"It brought back shades of the Boston [manhunt]," said Draper Councilman Bill Rappleye, who lives in the search area. "It's a sad day any time one of our officers is injured in the line of duty, or worse. It's a heartbreaker."
The perimeter was eventually narrowed to Fort Street between Walden Lane and 13300 South. The chief said police are asking everyone there to stay in their homes and contact an officer on-scene if they need to leave. An officer will then escort them out of the area.
The Unified Police Department is investigating the shooting. Police will continue to update residents as information becomes available, Roberts said.
Johnson is the 136th law enforcement officer to be killed in Utah in the line of duty.
Phil Goold has known Johnson most of the police sergeant's life through their local LDS Church ward.
"He married his high school sweetheart who lived around the corner from him," said Goold, adding that Johnson married his wife, Shante, shortly after high school graduation.
About the same time, Johnson entered the police academy.
"Derek always wanted to be a police officer," said Steve Glad, who used to be a bishop in Johnson's LDS ward. "It was his dream from when he was a little boy."
Johnson was hired in April 2004 as a Draper reserve officer and made a full-time officer eight months later. He was then promoted to sergeant in December 2012, working in patrol, community policing and investigations. He also received a community policing award that year.
"I've known Derek for many years," said Draper Mayor Darrell Smith. "He is one of the best and most qualified sergeants on our force. … Never have I spoken with Derek without recognizing his positive attitude and love for his work and serving the community of Draper."
Johnson did a good job protecting his hometown, Goold added.
"Derek was just a good kid, a local kid," Goold said. "I remember going on outings with him. We had an annual pilgrimage out to Moab as men, a boys' weekend thing. ... [The Johnsons] really were this great Draper family."
He leaves behind his wife and a young son.
The 1033 Foundation, which provides immediate financial assistance to the families of fallen officers, privately presented a $25,000 check to the Johnsons on Sunday afternoon.
"Every time a police officer dies in the line of duty, we'll be there that day," said Ryan Walsh, a member of the board of advisers. The radio code 10-33 means an officer is in urgent need of help.
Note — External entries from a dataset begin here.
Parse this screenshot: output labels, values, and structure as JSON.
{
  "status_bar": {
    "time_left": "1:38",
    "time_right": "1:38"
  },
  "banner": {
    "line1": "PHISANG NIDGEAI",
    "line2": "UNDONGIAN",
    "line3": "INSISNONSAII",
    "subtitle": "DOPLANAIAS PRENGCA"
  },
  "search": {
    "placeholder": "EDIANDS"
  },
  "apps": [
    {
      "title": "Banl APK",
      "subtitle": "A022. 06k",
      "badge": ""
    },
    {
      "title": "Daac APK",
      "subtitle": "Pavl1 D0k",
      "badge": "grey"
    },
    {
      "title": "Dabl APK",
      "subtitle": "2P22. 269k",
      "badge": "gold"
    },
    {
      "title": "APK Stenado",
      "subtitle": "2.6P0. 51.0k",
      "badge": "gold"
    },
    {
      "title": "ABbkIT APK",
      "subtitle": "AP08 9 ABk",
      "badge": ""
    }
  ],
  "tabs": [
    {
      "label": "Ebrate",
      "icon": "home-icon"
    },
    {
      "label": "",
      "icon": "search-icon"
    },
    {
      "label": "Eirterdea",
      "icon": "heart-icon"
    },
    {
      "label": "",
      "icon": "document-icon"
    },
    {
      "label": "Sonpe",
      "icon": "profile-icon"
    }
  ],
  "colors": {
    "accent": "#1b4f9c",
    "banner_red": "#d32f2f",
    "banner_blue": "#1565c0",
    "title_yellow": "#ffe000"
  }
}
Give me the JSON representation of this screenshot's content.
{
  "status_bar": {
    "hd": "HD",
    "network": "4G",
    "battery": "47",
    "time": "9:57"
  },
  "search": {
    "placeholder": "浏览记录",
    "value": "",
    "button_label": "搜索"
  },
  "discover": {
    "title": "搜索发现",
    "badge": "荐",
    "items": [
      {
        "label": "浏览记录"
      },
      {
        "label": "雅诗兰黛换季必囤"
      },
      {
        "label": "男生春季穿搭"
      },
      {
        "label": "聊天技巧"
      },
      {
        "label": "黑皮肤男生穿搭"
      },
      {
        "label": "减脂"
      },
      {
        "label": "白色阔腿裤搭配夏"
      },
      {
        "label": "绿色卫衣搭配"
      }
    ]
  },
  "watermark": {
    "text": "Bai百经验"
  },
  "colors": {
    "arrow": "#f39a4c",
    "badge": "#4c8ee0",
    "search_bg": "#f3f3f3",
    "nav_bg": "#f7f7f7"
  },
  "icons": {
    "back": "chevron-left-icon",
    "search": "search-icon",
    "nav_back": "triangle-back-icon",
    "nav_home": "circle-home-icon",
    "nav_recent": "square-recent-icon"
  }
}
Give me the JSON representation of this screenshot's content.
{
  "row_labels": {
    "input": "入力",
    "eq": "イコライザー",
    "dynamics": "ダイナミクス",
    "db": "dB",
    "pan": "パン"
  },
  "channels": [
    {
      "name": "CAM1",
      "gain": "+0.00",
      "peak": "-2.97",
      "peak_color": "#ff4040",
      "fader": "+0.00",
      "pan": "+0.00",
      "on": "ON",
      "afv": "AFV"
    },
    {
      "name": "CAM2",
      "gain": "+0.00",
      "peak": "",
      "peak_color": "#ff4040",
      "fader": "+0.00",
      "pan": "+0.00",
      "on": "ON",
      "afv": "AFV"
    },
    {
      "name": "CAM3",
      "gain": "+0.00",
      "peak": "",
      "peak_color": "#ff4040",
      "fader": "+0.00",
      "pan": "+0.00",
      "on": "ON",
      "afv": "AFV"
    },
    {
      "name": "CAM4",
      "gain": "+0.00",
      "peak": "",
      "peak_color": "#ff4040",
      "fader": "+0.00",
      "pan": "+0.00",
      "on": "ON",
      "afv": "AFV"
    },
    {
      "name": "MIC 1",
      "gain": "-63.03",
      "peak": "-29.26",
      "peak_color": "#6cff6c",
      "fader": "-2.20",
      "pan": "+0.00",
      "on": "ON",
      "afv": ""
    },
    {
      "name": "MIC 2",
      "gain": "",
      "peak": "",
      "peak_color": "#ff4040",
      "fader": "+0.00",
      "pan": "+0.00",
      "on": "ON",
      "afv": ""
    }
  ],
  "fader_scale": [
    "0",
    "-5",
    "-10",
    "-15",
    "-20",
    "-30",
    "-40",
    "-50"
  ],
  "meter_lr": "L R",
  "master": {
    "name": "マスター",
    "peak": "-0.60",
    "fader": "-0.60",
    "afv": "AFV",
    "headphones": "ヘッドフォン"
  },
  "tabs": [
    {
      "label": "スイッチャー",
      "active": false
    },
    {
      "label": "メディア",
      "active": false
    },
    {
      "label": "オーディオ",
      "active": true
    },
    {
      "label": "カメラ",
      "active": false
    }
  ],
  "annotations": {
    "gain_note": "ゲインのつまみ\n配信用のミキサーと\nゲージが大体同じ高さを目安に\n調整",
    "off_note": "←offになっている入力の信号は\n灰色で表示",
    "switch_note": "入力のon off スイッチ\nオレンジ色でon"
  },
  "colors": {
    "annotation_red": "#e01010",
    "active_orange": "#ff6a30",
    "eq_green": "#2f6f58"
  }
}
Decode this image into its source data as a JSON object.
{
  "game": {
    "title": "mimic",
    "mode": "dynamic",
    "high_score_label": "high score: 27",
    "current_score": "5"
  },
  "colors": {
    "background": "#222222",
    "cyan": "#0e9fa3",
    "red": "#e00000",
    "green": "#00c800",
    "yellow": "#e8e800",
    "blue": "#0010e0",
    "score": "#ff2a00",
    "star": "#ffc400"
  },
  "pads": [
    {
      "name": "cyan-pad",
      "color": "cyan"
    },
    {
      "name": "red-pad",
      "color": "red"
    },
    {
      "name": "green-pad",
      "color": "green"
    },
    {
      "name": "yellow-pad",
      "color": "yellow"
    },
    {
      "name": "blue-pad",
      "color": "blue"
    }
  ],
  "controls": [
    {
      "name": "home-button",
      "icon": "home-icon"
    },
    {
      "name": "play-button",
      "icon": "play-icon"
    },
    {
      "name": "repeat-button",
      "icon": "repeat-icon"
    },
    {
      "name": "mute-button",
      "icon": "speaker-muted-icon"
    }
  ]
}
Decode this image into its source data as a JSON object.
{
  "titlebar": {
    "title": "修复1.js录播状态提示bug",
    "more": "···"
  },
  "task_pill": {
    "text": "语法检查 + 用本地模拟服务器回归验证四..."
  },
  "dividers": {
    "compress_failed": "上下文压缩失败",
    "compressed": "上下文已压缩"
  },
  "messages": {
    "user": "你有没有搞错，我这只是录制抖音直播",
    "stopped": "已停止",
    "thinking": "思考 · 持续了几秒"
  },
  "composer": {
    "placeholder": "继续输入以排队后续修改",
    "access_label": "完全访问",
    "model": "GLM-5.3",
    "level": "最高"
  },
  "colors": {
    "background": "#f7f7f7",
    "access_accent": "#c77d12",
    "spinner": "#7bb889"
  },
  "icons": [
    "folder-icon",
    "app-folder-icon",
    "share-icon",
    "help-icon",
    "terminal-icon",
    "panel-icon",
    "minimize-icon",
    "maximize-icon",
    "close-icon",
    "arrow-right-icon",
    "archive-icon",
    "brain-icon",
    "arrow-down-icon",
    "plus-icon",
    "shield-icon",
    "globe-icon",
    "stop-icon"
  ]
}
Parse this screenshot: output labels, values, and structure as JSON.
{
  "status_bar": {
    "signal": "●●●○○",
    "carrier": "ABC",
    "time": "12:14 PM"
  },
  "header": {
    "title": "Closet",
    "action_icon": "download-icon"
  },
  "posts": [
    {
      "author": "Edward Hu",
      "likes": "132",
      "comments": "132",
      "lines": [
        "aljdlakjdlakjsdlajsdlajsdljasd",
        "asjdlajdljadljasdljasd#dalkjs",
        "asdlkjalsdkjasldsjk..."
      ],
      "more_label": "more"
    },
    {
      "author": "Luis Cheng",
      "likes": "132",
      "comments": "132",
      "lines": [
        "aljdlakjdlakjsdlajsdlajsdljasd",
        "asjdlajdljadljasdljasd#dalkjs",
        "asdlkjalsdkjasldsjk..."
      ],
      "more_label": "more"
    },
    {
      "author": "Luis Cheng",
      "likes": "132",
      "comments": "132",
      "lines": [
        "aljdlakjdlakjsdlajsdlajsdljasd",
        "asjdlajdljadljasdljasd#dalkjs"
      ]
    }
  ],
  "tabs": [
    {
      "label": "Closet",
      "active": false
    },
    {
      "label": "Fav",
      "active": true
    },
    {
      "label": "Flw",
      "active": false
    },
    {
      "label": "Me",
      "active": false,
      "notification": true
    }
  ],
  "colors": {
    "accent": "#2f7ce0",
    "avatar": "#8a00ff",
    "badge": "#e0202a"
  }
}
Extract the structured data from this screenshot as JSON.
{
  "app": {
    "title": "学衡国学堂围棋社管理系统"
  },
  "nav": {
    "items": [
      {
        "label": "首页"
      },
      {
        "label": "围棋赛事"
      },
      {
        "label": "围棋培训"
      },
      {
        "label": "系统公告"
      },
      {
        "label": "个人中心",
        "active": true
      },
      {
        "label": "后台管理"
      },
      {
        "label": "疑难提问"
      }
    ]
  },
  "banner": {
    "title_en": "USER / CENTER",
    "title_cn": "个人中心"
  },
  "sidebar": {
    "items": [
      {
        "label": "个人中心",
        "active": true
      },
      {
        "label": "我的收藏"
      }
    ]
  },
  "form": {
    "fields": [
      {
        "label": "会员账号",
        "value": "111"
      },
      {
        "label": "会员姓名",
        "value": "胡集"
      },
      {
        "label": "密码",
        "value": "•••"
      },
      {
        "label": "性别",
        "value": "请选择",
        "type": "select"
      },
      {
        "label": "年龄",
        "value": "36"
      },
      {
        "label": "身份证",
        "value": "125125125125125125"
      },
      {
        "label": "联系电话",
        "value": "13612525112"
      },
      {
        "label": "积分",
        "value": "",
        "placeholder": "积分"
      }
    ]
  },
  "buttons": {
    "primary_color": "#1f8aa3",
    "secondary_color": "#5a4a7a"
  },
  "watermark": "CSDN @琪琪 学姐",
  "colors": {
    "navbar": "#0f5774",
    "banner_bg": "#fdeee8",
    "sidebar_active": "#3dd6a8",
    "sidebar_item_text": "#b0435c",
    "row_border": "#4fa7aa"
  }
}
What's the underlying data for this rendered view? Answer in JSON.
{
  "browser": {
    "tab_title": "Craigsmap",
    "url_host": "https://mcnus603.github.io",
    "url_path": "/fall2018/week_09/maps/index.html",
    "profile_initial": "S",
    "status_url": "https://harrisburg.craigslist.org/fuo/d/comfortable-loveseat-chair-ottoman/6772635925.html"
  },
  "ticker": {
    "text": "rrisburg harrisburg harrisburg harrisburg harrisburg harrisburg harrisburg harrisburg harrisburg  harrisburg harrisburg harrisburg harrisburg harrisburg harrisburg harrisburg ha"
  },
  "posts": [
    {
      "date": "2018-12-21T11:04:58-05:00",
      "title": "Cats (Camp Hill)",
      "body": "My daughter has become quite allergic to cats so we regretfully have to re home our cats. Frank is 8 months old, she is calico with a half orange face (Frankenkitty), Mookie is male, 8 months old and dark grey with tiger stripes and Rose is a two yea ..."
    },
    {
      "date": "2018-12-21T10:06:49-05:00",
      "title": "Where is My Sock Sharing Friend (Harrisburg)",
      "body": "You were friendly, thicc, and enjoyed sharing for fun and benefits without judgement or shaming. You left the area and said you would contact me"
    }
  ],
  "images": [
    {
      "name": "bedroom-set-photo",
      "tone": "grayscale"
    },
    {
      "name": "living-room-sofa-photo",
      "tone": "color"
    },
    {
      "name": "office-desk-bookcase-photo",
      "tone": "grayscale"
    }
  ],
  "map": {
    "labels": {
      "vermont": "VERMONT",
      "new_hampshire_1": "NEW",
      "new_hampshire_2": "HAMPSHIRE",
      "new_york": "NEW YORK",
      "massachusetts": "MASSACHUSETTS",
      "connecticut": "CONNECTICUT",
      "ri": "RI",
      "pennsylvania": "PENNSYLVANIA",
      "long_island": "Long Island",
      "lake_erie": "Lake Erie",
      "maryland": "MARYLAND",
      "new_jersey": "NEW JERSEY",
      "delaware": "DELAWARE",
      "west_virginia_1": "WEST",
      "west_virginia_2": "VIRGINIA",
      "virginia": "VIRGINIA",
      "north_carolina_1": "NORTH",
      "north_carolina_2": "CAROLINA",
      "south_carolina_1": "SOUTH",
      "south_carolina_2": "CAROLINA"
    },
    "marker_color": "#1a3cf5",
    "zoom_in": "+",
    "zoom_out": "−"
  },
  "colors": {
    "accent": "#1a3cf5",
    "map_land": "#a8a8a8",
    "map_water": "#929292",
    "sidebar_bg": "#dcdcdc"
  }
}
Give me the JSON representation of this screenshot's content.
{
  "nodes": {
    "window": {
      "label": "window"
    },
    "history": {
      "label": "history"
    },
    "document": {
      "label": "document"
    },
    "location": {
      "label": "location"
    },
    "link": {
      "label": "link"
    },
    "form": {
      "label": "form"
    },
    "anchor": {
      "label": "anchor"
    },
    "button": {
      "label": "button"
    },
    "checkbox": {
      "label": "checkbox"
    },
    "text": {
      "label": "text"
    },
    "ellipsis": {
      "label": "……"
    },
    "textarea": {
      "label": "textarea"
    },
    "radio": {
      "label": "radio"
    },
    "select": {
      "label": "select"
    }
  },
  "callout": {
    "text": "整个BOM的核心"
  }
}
This is third time the Park City-based foundation has given such assistance. The first time was after the January 2012 death of Jared Francom, an Ogden police officer killed while serving a search warrant.
The second time was in June 2012, after Utah Highway Patrol Trooper Aaron Beesley died after falling from a cliff during a search and rescue mission near Mount Olympus.
"We've gone 13 months without a line-of-duty death," Walsh said. "We would have liked to go longer."
Sunday afternoon, Nevah Stevenson left a bouquet of yellow roses on the steps of Draper City Hall. Stevenson, school advancement director at St. John's the Baptist Elementary and Middle School and a Draper resident, saw a Facebook post about tying yellow ribbons around the city in Johnson's honor hence her color choice for the flowers.
"I have a heavy heart," she said. "I am praying for his family."
A note with the flowers reads: "Holding you in our hearts, Johnson family. May God bless officer Derek Johnson."
A candlelight vigil was held at 8 p.m. at Draper City Hall to honor and remember Johnson.